In 1994 it was predicted that South Africa would need 235 000 managers by 2000 – but that was at a growth rate of one to two percent, with the present economic growth of four to six percent the economy has failed to grow good managers fast enough.
It’s a global challenge so serious it is an issue in France’s May elections. It has seen the rapid development of training organisations worldwide with international headhunters hard at work.
Nic Gildenhuys of top training organisation, AstroTech says that in South Africa, “Rapid economic growth coupled with a serious loss of skills has seen many people appointed to management positions who lack sufficient understanding of business. It’s a major cost to the economy, in some sectors the salary bill is 80% of the budget with only 20% for operating costs.” He says poor management skills often see desperate organisations top heavy with management, as they appoint managers or contractors to help under-performing managers.
“Some understand management technologies, but technology is just a tool, you have to understand the business. For example, when we teach balanced score cards, participants start with strategy and break it down to objectives, they need to understand cause and effect, and how to increase turnover.
“Let’s take something simple: if I want to make more money I have to give my employer better service, to improve my work I have to study more.” Gildenhuys who has been a business coach for 15 years says increasingly he sees managers battling to cope, or insecure managers sabotaging those who improve their skills.
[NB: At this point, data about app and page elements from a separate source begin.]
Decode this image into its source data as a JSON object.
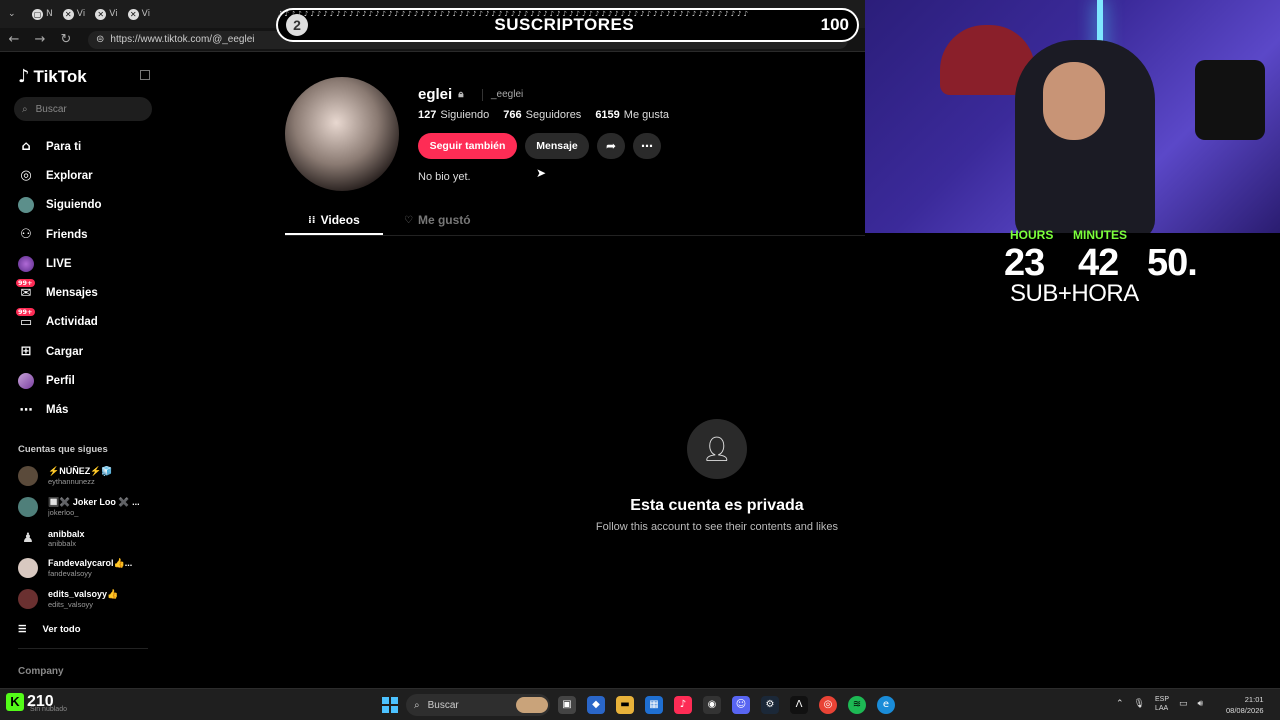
{
  "browser": {
    "tabs": [
      "N",
      "Vi",
      "Vi",
      "Vi"
    ],
    "url": "https://www.tiktok.com/@_eeglei"
  },
  "goal": {
    "start": "2",
    "title": "SUSCRIPTORES",
    "end": "100"
  },
  "sidebar": {
    "logo": "TikTok",
    "search_placeholder": "Buscar",
    "items": [
      {
        "label": "Para ti",
        "icon": "home-icon"
      },
      {
        "label": "Explorar",
        "icon": "compass-icon"
      },
      {
        "label": "Siguiendo",
        "icon": "following-avatar-icon"
      },
      {
        "label": "Friends",
        "icon": "friends-icon"
      },
      {
        "label": "LIVE",
        "icon": "live-icon"
      },
      {
        "label": "Mensajes",
        "icon": "messages-icon",
        "badge": "99+"
      },
      {
        "label": "Actividad",
        "icon": "activity-icon",
        "badge": "99+"
      },
      {
        "label": "Cargar",
        "icon": "upload-icon"
      },
      {
        "label": "Perfil",
        "icon": "profile-icon"
      },
      {
        "label": "Más",
        "icon": "more-icon"
      }
    ],
    "following_header": "Cuentas que sigues",
    "accounts": [
      {
        "name": "⚡NÚÑEZ⚡🧊",
        "user": "eythannunezz"
      },
      {
        "name": "🔲✖️ Joker Loo ✖️ ...",
        "user": "jokerloo_"
      },
      {
        "name": "anibbalx",
        "user": "anibbalx"
      },
      {
        "name": "Fandevalycarol👍...",
        "user": "fandevalsoyy"
      },
      {
        "name": "edits_valsoyy👍",
        "user": "edits_valsoyy"
      }
    ],
    "see_all": "Ver todo",
    "company": "Company"
  },
  "profile": {
    "username": "eglei",
    "handle": "_eeglei",
    "following_count": "127",
    "following_label": "Siguiendo",
    "followers_count": "766",
    "followers_label": "Seguidores",
    "likes_count": "6159",
    "likes_label": "Me gusta",
    "follow_back": "Seguir también",
    "message": "Mensaje",
    "bio": "No bio yet.",
    "tab_videos": "Videos",
    "tab_liked": "Me gustó",
    "private_title": "Esta cuenta es privada",
    "private_sub": "Follow this account to see their contents and likes"
  },
  "timer": {
    "hours_label": "HOURS",
    "minutes_label": "MINUTES",
    "hours": "23",
    "minutes": "42",
    "seconds": "50.",
    "sub_label": "SUB+HORA"
  },
  "taskbar": {
    "kick_count": "210",
    "kick_sub": "Sin nublado",
    "search": "Buscar",
    "lang_top": "ESP",
    "lang_bottom": "LAA",
    "time": "21:01",
    "date": "08/08/2026"
  }
}
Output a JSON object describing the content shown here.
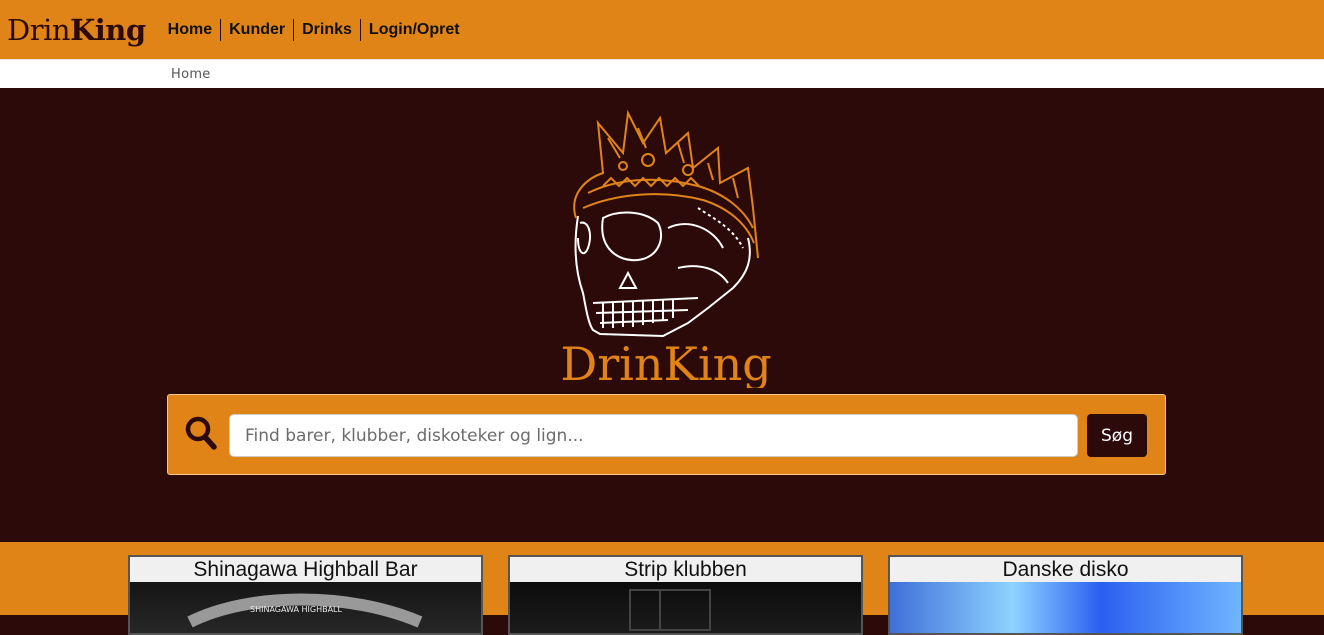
{
  "brand": {
    "name_part1": "Drin",
    "name_part2": "King"
  },
  "nav": {
    "items": [
      {
        "label": "Home"
      },
      {
        "label": "Kunder"
      },
      {
        "label": "Drinks"
      },
      {
        "label": "Login/Opret"
      }
    ]
  },
  "breadcrumb": {
    "current": "Home"
  },
  "hero": {
    "logo_text": "DrinKing",
    "search": {
      "placeholder": "Find barer, klubber, diskoteker og lign...",
      "value": "",
      "button_label": "Søg",
      "icon": "search-icon"
    }
  },
  "cards": [
    {
      "title": "Shinagawa Highball Bar",
      "image_text": "SHINAGAWA HIGHBALL"
    },
    {
      "title": "Strip klubben"
    },
    {
      "title": "Danske disko"
    }
  ],
  "colors": {
    "accent": "#e08418",
    "dark": "#2d0a0a",
    "white": "#ffffff"
  }
}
Gildenhuys recommends that executives “who see that managers cannot cope should have a proper performance management system in place and based on their performance make them aware that they can’t do the work and must take action to improve performance or redeploy them.
“Inept managers create problems, because they are fearful and don’t know what they are doing and so their management style becomes autocratic. They say, ‘do it my way because I am the boss’. The staff they send on courses go back and say the lecturer said we should do this and the insecure manager interprets this as: ‘now this person thinks he or she knows more than I do,’ and so they resist the new skills the course attendee comes back with. They also won’t appoint people they fear may have better skills than them, which ensures that inefficiency is ingrained into the economy.”
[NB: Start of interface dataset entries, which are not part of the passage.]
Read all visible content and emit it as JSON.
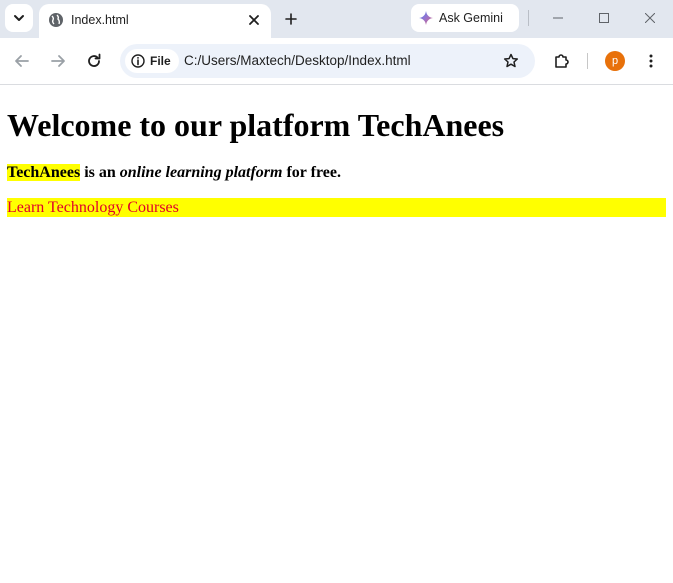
{
  "tabstrip": {
    "tab": {
      "title": "Index.html"
    },
    "gemini": {
      "label": "Ask Gemini"
    }
  },
  "toolbar": {
    "file_chip": "File",
    "url": "C:/Users/Maxtech/Desktop/Index.html",
    "avatar_initial": "p"
  },
  "page": {
    "heading": "Welcome to our platform TechAnees",
    "lead": {
      "brand": "TechAnees",
      "part1": " is an ",
      "emphasis": "online learning platform",
      "part2": " for free."
    },
    "courses_text": "Learn Technology Courses"
  },
  "colors": {
    "highlight": "#ffff00",
    "courses_text": "#e0002a",
    "avatar": "#e8710a",
    "tabstrip_bg": "#e2e7ef",
    "omnibox_bg": "#edf2fa"
  }
}
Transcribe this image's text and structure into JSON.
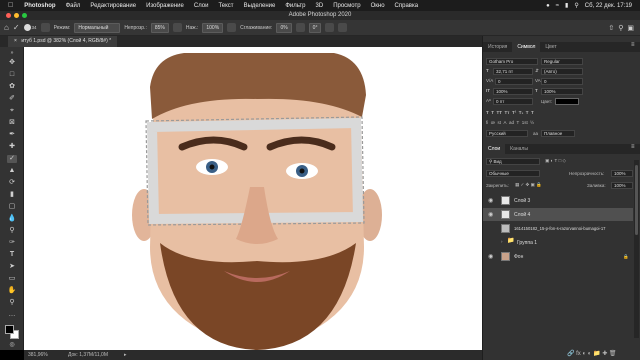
{
  "menubar": {
    "app": "Photoshop",
    "items": [
      "Файл",
      "Редактирование",
      "Изображение",
      "Слои",
      "Текст",
      "Выделение",
      "Фильтр",
      "3D",
      "Просмотр",
      "Окно",
      "Справка"
    ],
    "clock": "Сб, 22 дек.  17:19"
  },
  "window": {
    "title": "Adobe Photoshop 2020"
  },
  "options": {
    "brush_size": "34",
    "mode_label": "Режим:",
    "mode_value": "Нормальный",
    "opacity_label": "Непрозр.:",
    "opacity_value": "85%",
    "flow_label": "Наж.:",
    "flow_value": "100%",
    "smoothing_label": "Сглаживание:",
    "smoothing_value": "0%",
    "angle_value": "0°"
  },
  "document": {
    "tab_label": "итуб 1.psd @ 382% (Слой 4, RGB/8#) *"
  },
  "status": {
    "zoom": "381,96%",
    "doc": "Док: 1,37М/11,0М"
  },
  "colors": {
    "menubar": "#1c1c1c",
    "panel": "#323232",
    "selected_layer": "#505050"
  },
  "char_panel": {
    "tabs": [
      "История",
      "Символ",
      "Цвет"
    ],
    "font_family": "Gotham Pro",
    "font_style": "Regular",
    "font_size": "32,71 пт",
    "leading": "(Авто)",
    "kerning": "0",
    "tracking": "0",
    "vscale": "100%",
    "hscale": "100%",
    "baseline": "0 пт",
    "color_label": "Цвет:",
    "language": "Русский",
    "antialias": "Плавное"
  },
  "layers_panel": {
    "tabs": [
      "Слои",
      "Каналы"
    ],
    "filter": "Вид",
    "blend_mode": "Обычные",
    "opacity_label": "Непрозрачность:",
    "opacity_value": "100%",
    "lock_label": "Закрепить:",
    "fill_label": "Заливка:",
    "fill_value": "100%",
    "layers": [
      {
        "name": "Слой 3",
        "selected": false
      },
      {
        "name": "Слой 4",
        "selected": true
      },
      {
        "name": "1614150182_15-p-fon-s-razorvannoi-bumagoi-17",
        "selected": false
      },
      {
        "name": "Группа 1",
        "selected": false
      },
      {
        "name": "Фон",
        "selected": false
      }
    ]
  }
}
Some of the stresses on managers and skills loss is echoed in other countries of the world.
In France as an example, 2,2m citizens work abroad. The loss of these skilled French citizens is having a negative impact on France’s economy and is a key issue in upcoming elections. Those skilled workers and professionals who leave France, echo complaints often heard in South Africa, Time magazine reported: “the description these new émigrés give of the France they are leaving behind: a country where it’s difficult and sometimes miserable to be ambitious, where landing a stimulating job often depends on connections rather than talent, where bureaucracy is daunting and discrimination sometimes overt.”
The dearth of effective managers in South Africa is also seeing key professionals forced into management, depleting an already stressed skills base. “A lot of technical people, like engineers are being forced into management which is not their passion,” Gildenhuys notes. So many are being moved into management that AstroTech CEO Liza van Wyk introduced a course this year, Technical Person to Manager, to help such managers adjust to their new role.
Gildenhuys says the challenges are seen across the economy, “the lack of service delivery in some sectors is due to basic things like too little experience in project management, and a lack of a basic understanding of return on investments.”
He says AstroTech helps managers and executives cope through in-depth training and hands on work. “Nowdays too, course attendees want trainers who can speak from experience and bring real-life examples to the table.”
Business and the public sector are working hard to meet these challenges. AstroTech trebled its staff complement over the last year to cope with the demand for courses and this year added more than a dozen new courses to its swelling list. Gildenhuys says, “I have just trained the Business Analysis course and it was so oversubscribed we have people queuing for the next course. Project management is another top course. We find people keen to learn.” Every challenge is an opportunity waiting to be born.